I suspect many of us are inclined to regard the whole idea of BISAC* subject headings and keywords as a bit of a bother, even rather a waste of time. Unfortunately for our self-regard this is nonsense. In the olden days when the system was just getting going the allocation of subject codes perhaps did have merely marginal value — maybe you’d manage to get a couple more books sold to libraries — but since we became internet slaves, these categorization tools have become very important; in fact the correct word is — key.

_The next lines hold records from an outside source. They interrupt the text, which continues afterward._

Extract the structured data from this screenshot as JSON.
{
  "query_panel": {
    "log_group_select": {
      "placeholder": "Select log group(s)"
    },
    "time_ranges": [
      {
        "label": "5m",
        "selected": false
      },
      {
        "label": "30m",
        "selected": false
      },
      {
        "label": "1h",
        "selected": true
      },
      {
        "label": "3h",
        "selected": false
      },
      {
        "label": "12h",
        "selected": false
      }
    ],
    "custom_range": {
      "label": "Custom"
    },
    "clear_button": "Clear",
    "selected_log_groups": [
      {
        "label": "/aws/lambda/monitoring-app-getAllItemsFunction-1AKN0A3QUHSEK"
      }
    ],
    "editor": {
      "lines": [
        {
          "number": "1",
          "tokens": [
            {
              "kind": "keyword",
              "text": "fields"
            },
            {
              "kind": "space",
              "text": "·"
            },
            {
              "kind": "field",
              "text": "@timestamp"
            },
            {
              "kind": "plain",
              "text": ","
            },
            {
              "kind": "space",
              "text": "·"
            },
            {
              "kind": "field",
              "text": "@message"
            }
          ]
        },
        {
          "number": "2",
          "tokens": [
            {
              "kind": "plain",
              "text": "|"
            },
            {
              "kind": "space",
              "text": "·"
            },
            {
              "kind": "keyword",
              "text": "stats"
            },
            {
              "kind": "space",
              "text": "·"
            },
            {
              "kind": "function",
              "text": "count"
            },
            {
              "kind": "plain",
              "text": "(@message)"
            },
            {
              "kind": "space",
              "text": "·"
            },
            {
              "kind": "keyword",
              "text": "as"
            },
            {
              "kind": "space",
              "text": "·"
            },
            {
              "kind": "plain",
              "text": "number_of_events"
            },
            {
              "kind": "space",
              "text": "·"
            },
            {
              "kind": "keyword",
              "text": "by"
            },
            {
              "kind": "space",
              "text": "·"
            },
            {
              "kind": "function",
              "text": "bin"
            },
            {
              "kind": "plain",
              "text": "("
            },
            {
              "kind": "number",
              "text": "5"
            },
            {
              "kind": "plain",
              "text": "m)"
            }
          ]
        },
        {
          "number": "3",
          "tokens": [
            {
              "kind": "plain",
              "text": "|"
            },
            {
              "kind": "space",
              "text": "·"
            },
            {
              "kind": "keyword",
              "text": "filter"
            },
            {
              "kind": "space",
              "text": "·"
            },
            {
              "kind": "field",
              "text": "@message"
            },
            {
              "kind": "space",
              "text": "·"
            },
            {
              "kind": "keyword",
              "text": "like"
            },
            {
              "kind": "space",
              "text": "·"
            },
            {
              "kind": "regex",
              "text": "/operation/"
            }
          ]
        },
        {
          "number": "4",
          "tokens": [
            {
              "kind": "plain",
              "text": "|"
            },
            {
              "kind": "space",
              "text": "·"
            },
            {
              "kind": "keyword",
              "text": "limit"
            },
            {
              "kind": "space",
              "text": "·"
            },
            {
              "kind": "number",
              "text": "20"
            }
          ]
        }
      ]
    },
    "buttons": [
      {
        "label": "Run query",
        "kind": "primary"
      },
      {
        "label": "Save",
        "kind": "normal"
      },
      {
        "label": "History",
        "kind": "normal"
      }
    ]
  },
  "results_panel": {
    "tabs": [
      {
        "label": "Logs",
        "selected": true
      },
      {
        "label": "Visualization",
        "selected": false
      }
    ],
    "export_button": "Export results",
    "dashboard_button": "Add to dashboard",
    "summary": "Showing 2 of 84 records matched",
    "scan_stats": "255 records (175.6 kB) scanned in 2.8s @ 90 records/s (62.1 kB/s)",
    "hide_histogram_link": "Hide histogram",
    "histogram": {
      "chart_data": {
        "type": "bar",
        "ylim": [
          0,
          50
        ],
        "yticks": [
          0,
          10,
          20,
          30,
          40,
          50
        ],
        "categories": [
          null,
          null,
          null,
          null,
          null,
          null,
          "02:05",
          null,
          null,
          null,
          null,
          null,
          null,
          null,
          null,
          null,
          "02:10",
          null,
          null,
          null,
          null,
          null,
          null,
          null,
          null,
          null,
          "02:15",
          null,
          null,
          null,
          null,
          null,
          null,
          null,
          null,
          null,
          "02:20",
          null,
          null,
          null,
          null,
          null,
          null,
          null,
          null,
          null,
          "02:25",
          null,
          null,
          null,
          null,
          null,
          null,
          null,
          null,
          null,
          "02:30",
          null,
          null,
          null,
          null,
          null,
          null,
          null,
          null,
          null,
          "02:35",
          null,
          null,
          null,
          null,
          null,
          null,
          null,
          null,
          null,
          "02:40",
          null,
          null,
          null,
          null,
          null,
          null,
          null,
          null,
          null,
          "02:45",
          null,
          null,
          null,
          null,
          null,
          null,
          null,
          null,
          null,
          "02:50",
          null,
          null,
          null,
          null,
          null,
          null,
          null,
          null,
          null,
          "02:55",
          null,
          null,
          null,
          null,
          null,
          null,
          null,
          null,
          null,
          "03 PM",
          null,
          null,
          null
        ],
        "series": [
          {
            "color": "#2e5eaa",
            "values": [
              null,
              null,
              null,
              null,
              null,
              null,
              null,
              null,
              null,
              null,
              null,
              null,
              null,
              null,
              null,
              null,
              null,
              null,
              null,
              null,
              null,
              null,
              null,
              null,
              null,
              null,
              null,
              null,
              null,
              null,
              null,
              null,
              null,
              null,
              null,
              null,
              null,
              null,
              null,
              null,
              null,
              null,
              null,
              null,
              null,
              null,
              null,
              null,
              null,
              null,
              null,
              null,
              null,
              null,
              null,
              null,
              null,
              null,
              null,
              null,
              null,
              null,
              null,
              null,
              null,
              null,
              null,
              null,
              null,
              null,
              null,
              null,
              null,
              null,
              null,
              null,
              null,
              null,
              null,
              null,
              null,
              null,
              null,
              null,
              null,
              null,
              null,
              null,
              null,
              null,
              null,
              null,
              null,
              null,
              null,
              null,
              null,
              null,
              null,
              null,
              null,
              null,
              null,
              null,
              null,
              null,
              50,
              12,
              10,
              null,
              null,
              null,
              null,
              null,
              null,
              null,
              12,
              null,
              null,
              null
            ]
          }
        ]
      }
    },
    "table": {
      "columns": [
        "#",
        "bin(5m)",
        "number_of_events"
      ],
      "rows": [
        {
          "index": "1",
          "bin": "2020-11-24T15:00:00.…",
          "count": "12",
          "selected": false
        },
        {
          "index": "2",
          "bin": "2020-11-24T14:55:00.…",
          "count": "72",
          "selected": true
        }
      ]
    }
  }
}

If your book contains information on the Portinari Altarpiece you need to get these words out there, so that anyone searching for this term will find your book near the top of the search results page(s).  Hugo van der Goes and the Procedures of Art and Salvation is a title which gets part of the way there in that it does give the artist’s name, but as the book is actually about the Altarpiece itself “Portinari” and “Altarpiece” as well, no doubt, as “Portinari Altarpiece” would be essential keywords here. The publisher, Brepols, doesn’t appear to have done their keyword homework, though there’s a limit to the number of pages of results I’m willing to scan in order to check this.

Digital Book World provides solid practical advice with its piece Generate More Book Sales with a Keyword-Powered Blurb by Beth Bacon.


* Book Industry Standards and Communications. It is a subcommittee of the Book Industry Study Group which was founded in 1975 at the Book Manufacturers Institute annual meeting. Their subject codes can be inspected at their website, here. You could go crazy trying to apply these accurately and comprehensively. Maybe publishers should ask authors to do the job for them! Penguin Random Houses’s News for Authors site has a good description of the system.